The city wants to defer an application to sever and convey a surplus strip of land on the east side of the CN railway tracks in Hespeler because staff believe the move could threaten the region's business case for bringing GO Transit passenger rail service to Cambridge.

Canadian National Railway has applied to sever and convey a .69 hectare strip of land on the southeast side of Sheffield St. to the owners of 25 Milling Rd. and is working with international law firm Dentons, LLP to complete the deal. 

The report contains no mention of purchase agreement or amount and there are no plans to develop the property yet. 

But in the report headed to the city's committee of adjustment this week, planning staff say both the region's and city's transportation master plans urge protection of the rail corridor for potential future use.

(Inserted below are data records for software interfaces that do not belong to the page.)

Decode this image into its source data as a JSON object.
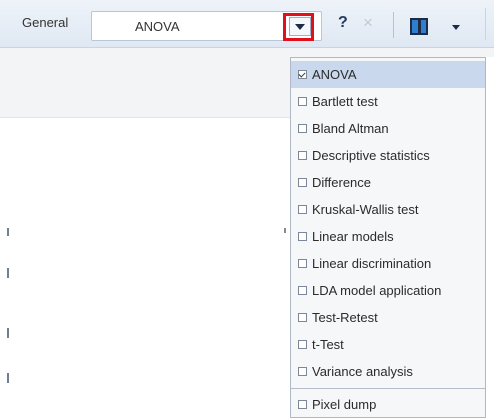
{
  "toolbar": {
    "section_label": "General",
    "combo_value": "ANOVA",
    "help_label": "?",
    "close_label": "×"
  },
  "dropdown": {
    "items": [
      {
        "label": "ANOVA",
        "checked": true
      },
      {
        "label": "Bartlett test",
        "checked": false
      },
      {
        "label": "Bland Altman",
        "checked": false
      },
      {
        "label": "Descriptive statistics",
        "checked": false
      },
      {
        "label": "Difference",
        "checked": false
      },
      {
        "label": "Kruskal-Wallis test",
        "checked": false
      },
      {
        "label": "Linear models",
        "checked": false
      },
      {
        "label": "Linear discrimination",
        "checked": false
      },
      {
        "label": "LDA model application",
        "checked": false
      },
      {
        "label": "Test-Retest",
        "checked": false
      },
      {
        "label": "t-Test",
        "checked": false
      },
      {
        "label": "Variance analysis",
        "checked": false
      },
      {
        "label": "Pixel dump",
        "checked": false
      }
    ]
  },
  "colors": {
    "highlight": "#e0111a",
    "selected_row": "#c9d8ec",
    "toolbar_bg": "#e6edf6"
  }
}
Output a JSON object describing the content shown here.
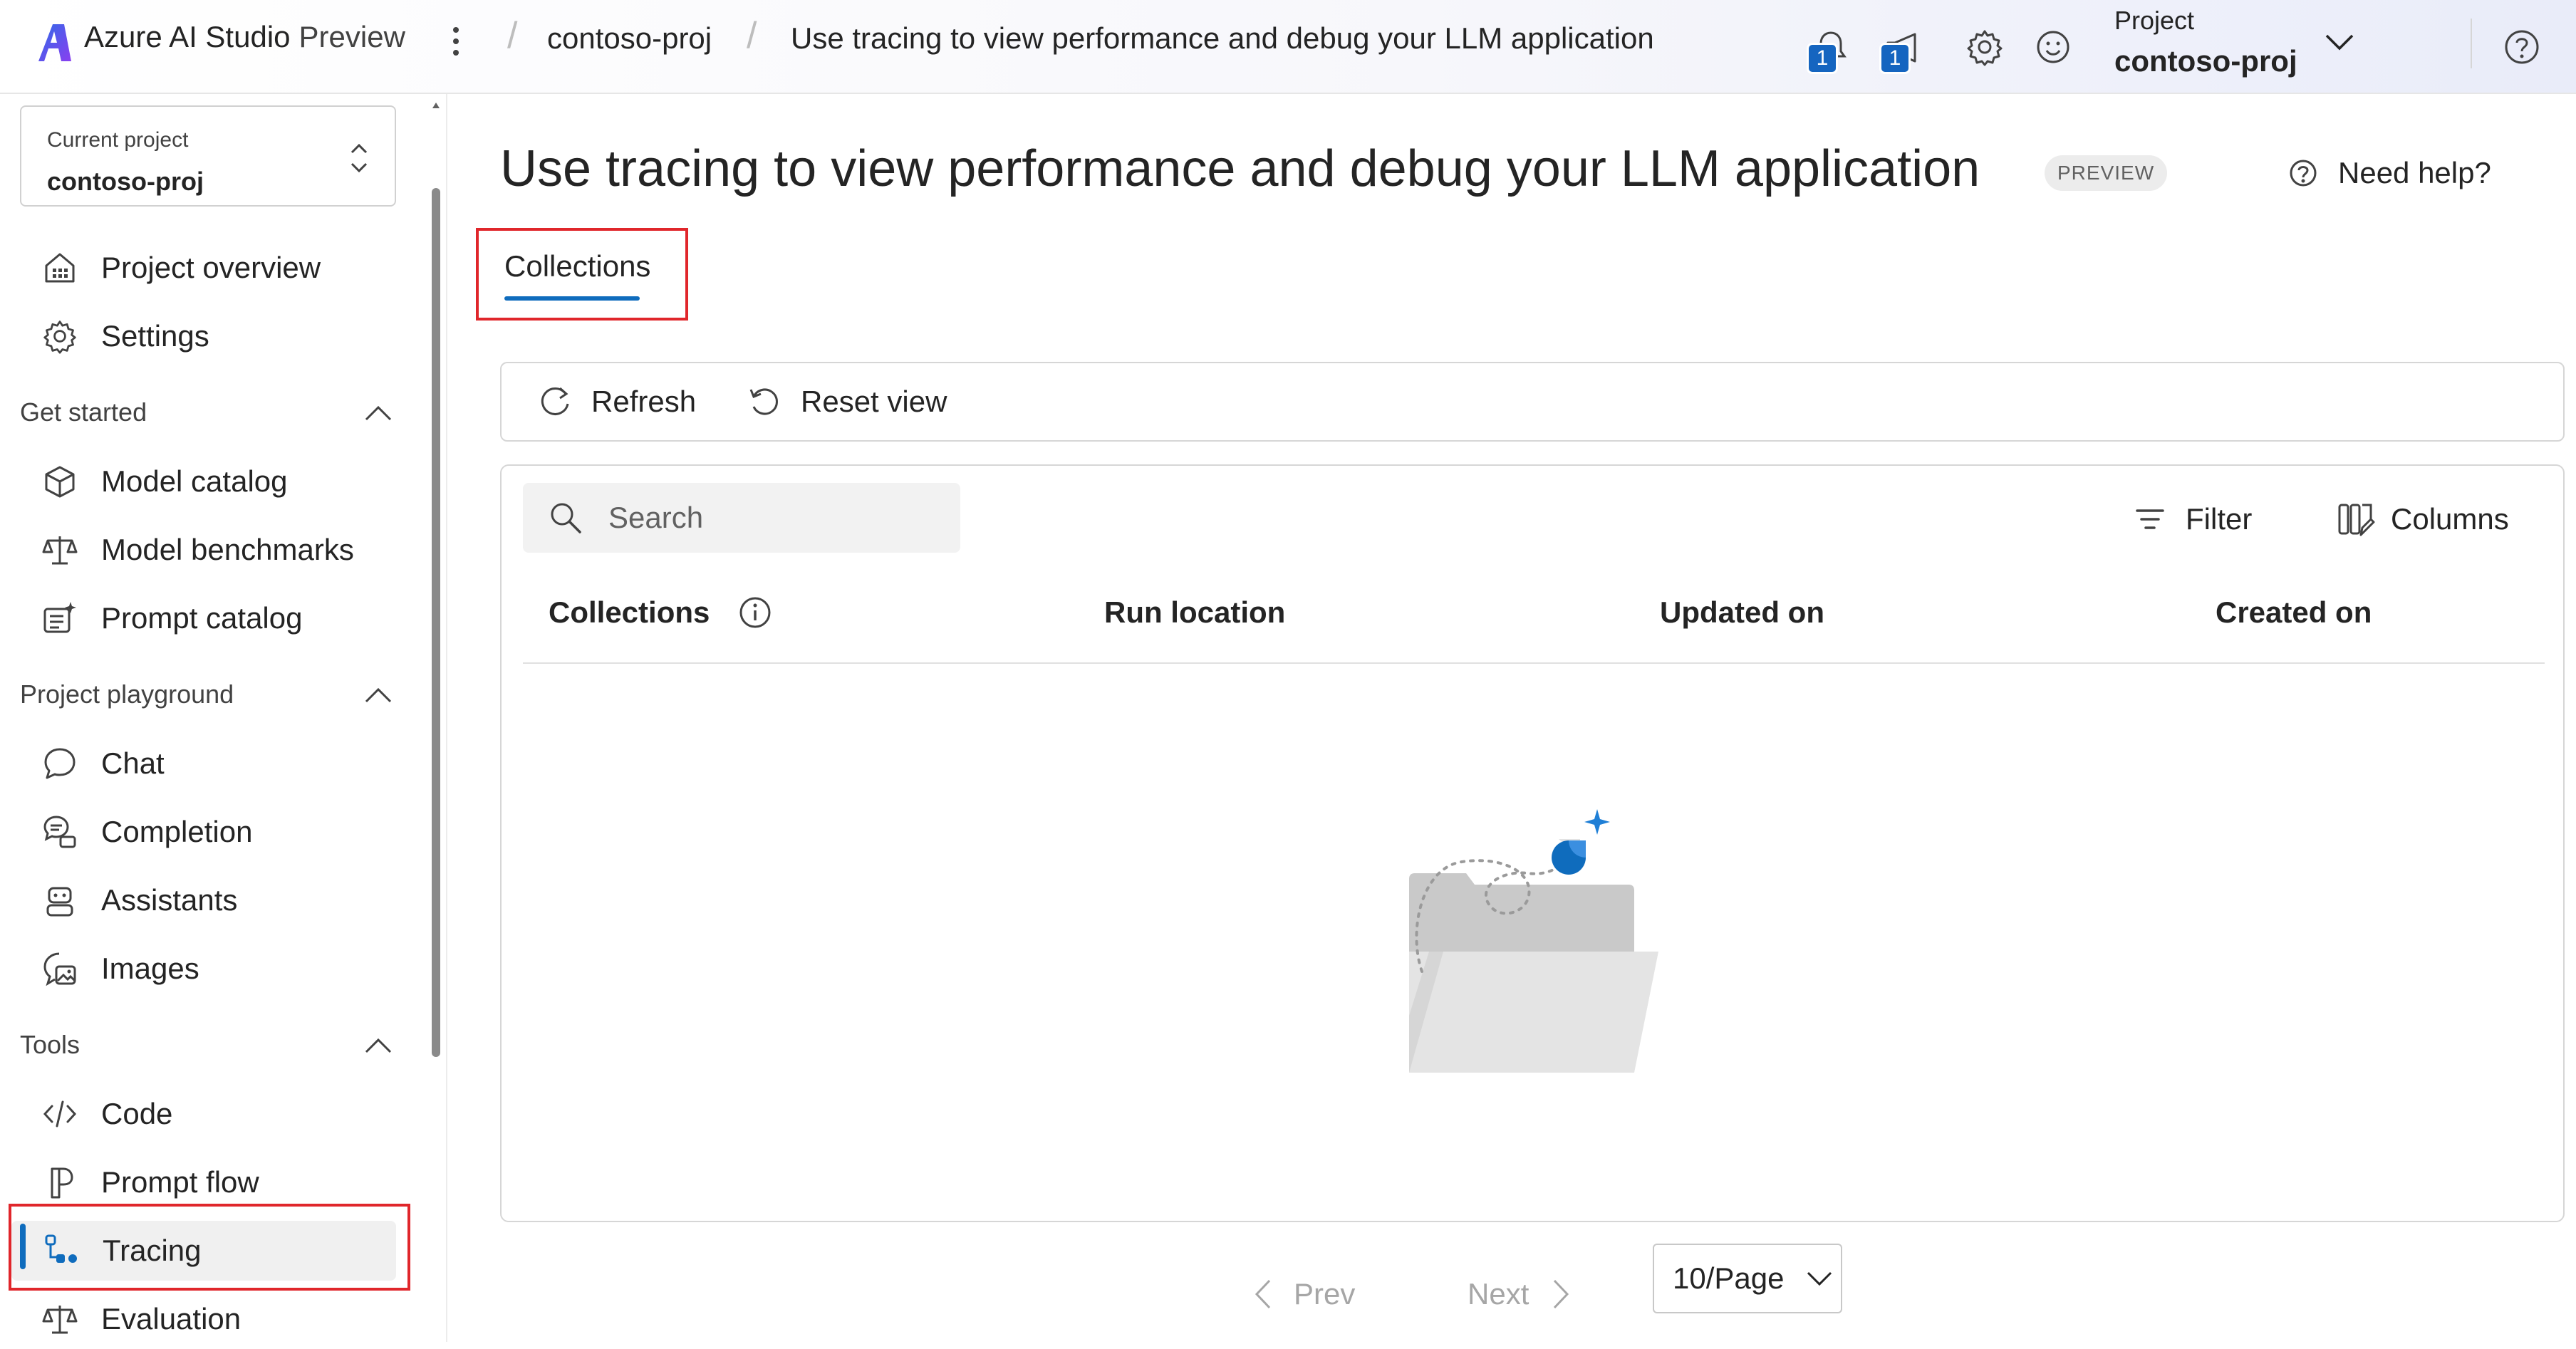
{
  "app": {
    "title": "Azure AI Studio",
    "title_suffix": "Preview",
    "brand_color": "#0f6cbd"
  },
  "breadcrumb": {
    "items": [
      "contoso-proj",
      "Use tracing to view performance and debug your LLM application"
    ]
  },
  "topbar": {
    "notifications_count": "1",
    "announcements_count": "1",
    "project_label": "Project",
    "project_name": "contoso-proj",
    "icons": [
      "more-icon",
      "bell-icon",
      "megaphone-icon",
      "gear-icon",
      "smiley-icon",
      "chevron-down-icon",
      "help-icon"
    ]
  },
  "sidebar": {
    "current_project_label": "Current project",
    "current_project_value": "contoso-proj",
    "top_items": [
      {
        "label": "Project overview",
        "icon": "dashboard-icon"
      },
      {
        "label": "Settings",
        "icon": "gear-icon"
      }
    ],
    "sections": [
      {
        "title": "Get started",
        "items": [
          {
            "label": "Model catalog",
            "icon": "cube-icon"
          },
          {
            "label": "Model benchmarks",
            "icon": "scale-icon"
          },
          {
            "label": "Prompt catalog",
            "icon": "prompt-sparkle-icon"
          }
        ]
      },
      {
        "title": "Project playground",
        "items": [
          {
            "label": "Chat",
            "icon": "chat-icon"
          },
          {
            "label": "Completion",
            "icon": "completion-icon"
          },
          {
            "label": "Assistants",
            "icon": "assistant-bot-icon"
          },
          {
            "label": "Images",
            "icon": "images-icon"
          }
        ]
      },
      {
        "title": "Tools",
        "items": [
          {
            "label": "Code",
            "icon": "code-icon"
          },
          {
            "label": "Prompt flow",
            "icon": "prompt-flow-icon"
          },
          {
            "label": "Tracing",
            "icon": "tracing-icon",
            "active": true
          },
          {
            "label": "Evaluation",
            "icon": "scale-icon"
          }
        ]
      }
    ]
  },
  "main": {
    "title": "Use tracing to view performance and debug your LLM application",
    "badge": "PREVIEW",
    "help_label": "Need help?",
    "tabs": [
      {
        "label": "Collections",
        "selected": true
      }
    ],
    "toolbar": {
      "refresh_label": "Refresh",
      "reset_view_label": "Reset view"
    },
    "grid": {
      "search_placeholder": "Search",
      "filter_label": "Filter",
      "columns_label": "Columns",
      "columns": [
        "Collections",
        "Run location",
        "Updated on",
        "Created on"
      ],
      "rows": []
    },
    "pagination": {
      "prev_label": "Prev",
      "next_label": "Next",
      "page_size": "10/Page"
    }
  },
  "colors": {
    "accent": "#0f6cbd",
    "highlight_box": "#e0262b",
    "badge_bg": "#1565c0"
  }
}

One of those uses could include building a railway station for a proposed GO Transit line to Guelph.

City of Cambridge

"Planning staff are concerned that severance of the subject lands from the railway corridor at this time could impost significant barriers to the construction of a passenger railway station in Hespeler Village," staff wrote.

"The Fergus spur is a railway corridor operating from Guelph to Cambridge roughly parallel to Highway 24. It is owned and operated by Canadian National Railway and has been identified as the preferred corridor for provision of GO Transit passenger rail service to Cambridge."

Regional transportation planning staff is also objecting to the application, citing the Cambridge to Union GO Rail feasibility study as the main reason to defer any decision at the city level until more work is completed.

The feasibility study will head to regional council for approval this fall.

The land has also piqued the interest of the city's operations department.

The city's director of operations for infrastructure services Michael Hausser commented that the land could be of interest from a parks perspective for the long-awaited Hespeler skateboard park, pickleball courts or a walking path.

It could also tie in nicely with planned redevelopment of Milling Road as a more pedestrian focused urban area, he wrote.

If the city's committee of adjustment approves the application, it would come with the stipulation that 2 per cent of the property be dedicated parkland.

Several other conditions must also be met.

Since the land is next to what was once the Hespeler station for the Great Western Railway and is within the study area for the proposed Hespeler Conservation District, any development would require an archaeological assessment.

Planning staff have determined the property meets several criteria in the Ministry of Citizenship and Multiculturalism's criteria for archaeological potential.